"I spent a lot of time that year wondering if I had unintentionally exploited the children I'd traveled so far to meet. Did I help the little ones learn the days of the week and the older kids practice their written composition? Yes. Had my trip contributed in any significant way to a more just, safe life for them? No. I was a 19-year-old, providing unskilled labor, to deeply traumatized children, for a very short of amount of time. The price of my plane ticket would have been better spent on the salary of Kenyan teacher, a source of continuity for children who deserve it the most."

I recommend reading her blog in it's entirety. Flying Kites offers a different kind of volunteer experience for people interested in helping orphaned children in Kenya - and it involves a lot of fundraising.

-Selfish Blogger

Saturday, January 19, 2013

The United States of Charitable Giving

This handy little infographic from shows which states' residents give the highest percentage of their income to charity. Remember that giving to religious institutions counts, whether or not that money is used to help those in need. It is interesting to note that libertarian leaning states give very little. I'd love to dig down into these numbers to see what giving looks like without gifts to religious institutions. I wonder if libertarian-leaning states, like New Hampshire, appear to give less because they are not tithing, or if they actually give less to need-based causes than the rest of the country.

-Selfish Blogger

Friday, January 4, 2013

Accident of birth

We have no control over where we are born, but it makes all the difference to our chances in life. Explore what it means to be born poor in the USA, Sierra Leone, and Cambodia in Welcome to the World by Why Poverty?. This one hour video, and others by Why Poverty? are available free on their website and on PBS.

-Selfish Blogger

Wednesday, January 2, 2013

Progress check

Studies have shown that the way people spend their money is influenced by peers; any good article on peer influence will cite the tendency to tip an already-full tip jar, and withhold from the jar that's empty. This influence holds true for giving to charity as well. I had two main goals in starting this blog: first, to give more of my own money and, second, get others to give more of their money. I can't measure how much money others have given as a result of this blog, but I can measure changes in my own giving. So in the spirit of peer pressure, here's my giving record in 2011 and 2012.


My pre-tax income was: $46,400
I gave in total: $1,540.50

Here's the breakdown:
$974 to improve lives in the developing world
$265 Animal rights/protection
$176.50 to my friend's causes or local causes I care about
$125 to health care and reproductive rights in the US


My pre-tax income was: $50,000
I gave in total: $5,382

Here's the breakdown:
$3,135 to my friend's causes or local causes I care about
$1,422 to improve lives in the developing world
$675 to animal rights/protection
$150 to health care and reproductive rights in the US

I increased my giving to people in great need by about 1/3 and more than doubled my giving to animals in need in 2012. But the bulk of my giving ($3,100) went to the nonprofit I run.
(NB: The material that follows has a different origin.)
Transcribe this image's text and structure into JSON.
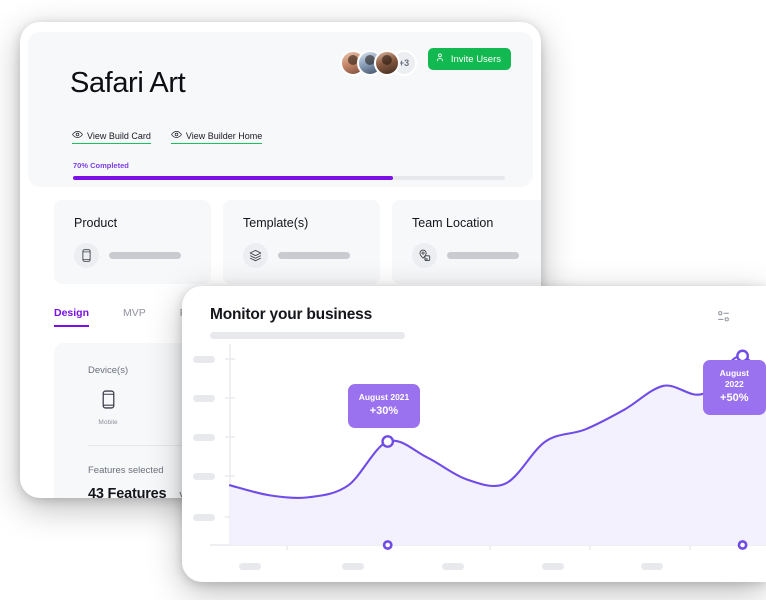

As an Executive Director, I spend most of my time asking people to give money to my nonprofit, so it's only fair that I give as well. But my nonprofit does not directly save lives - it makes an affluent community that much nicer to live in (affluent relative to the rest of the world, poor by Los Angeles standards). It's strange to write this, when I spend so much time stating why people should give to my nonprofit, but there are more meaningful places I could have given my money this year. 2013 calls for a little shifting in my giving.
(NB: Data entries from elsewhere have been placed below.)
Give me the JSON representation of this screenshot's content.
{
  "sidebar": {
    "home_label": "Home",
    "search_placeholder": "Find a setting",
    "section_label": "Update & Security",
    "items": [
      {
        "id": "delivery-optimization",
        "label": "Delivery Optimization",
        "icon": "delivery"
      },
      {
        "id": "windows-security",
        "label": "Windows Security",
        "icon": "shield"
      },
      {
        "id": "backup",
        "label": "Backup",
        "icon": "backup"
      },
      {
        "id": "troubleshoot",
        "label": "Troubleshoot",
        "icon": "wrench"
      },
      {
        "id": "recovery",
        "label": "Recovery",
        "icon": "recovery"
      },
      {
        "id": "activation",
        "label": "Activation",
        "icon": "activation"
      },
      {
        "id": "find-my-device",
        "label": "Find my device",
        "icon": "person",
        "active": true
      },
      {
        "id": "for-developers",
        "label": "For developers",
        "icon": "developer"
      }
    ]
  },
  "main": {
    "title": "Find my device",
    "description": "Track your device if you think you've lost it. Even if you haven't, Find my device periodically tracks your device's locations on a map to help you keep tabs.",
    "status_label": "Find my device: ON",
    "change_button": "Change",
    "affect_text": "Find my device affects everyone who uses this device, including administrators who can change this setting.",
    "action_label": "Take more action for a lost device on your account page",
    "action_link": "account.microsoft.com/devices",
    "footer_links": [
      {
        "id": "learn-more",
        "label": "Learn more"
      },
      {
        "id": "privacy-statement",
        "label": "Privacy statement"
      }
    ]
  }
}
I am proud that I contributed over 10% of my income, and that I was able to give my raise away - something I wasn't sure I would have the self-discipline to do. I lived very comfortably in 2011. I wanted for nothing. The same was true in 2012. I have been able to put away $5,000 each year for retirement. Perhaps I will be able to continue living on about $45,000 per year for the foreseeable future, and give away what I earn on top of that...

How did your giving go?

Here's to another year of simple living, simple eating, and never shopping out of boredom. Here's to 2013!

-Selfish Blogger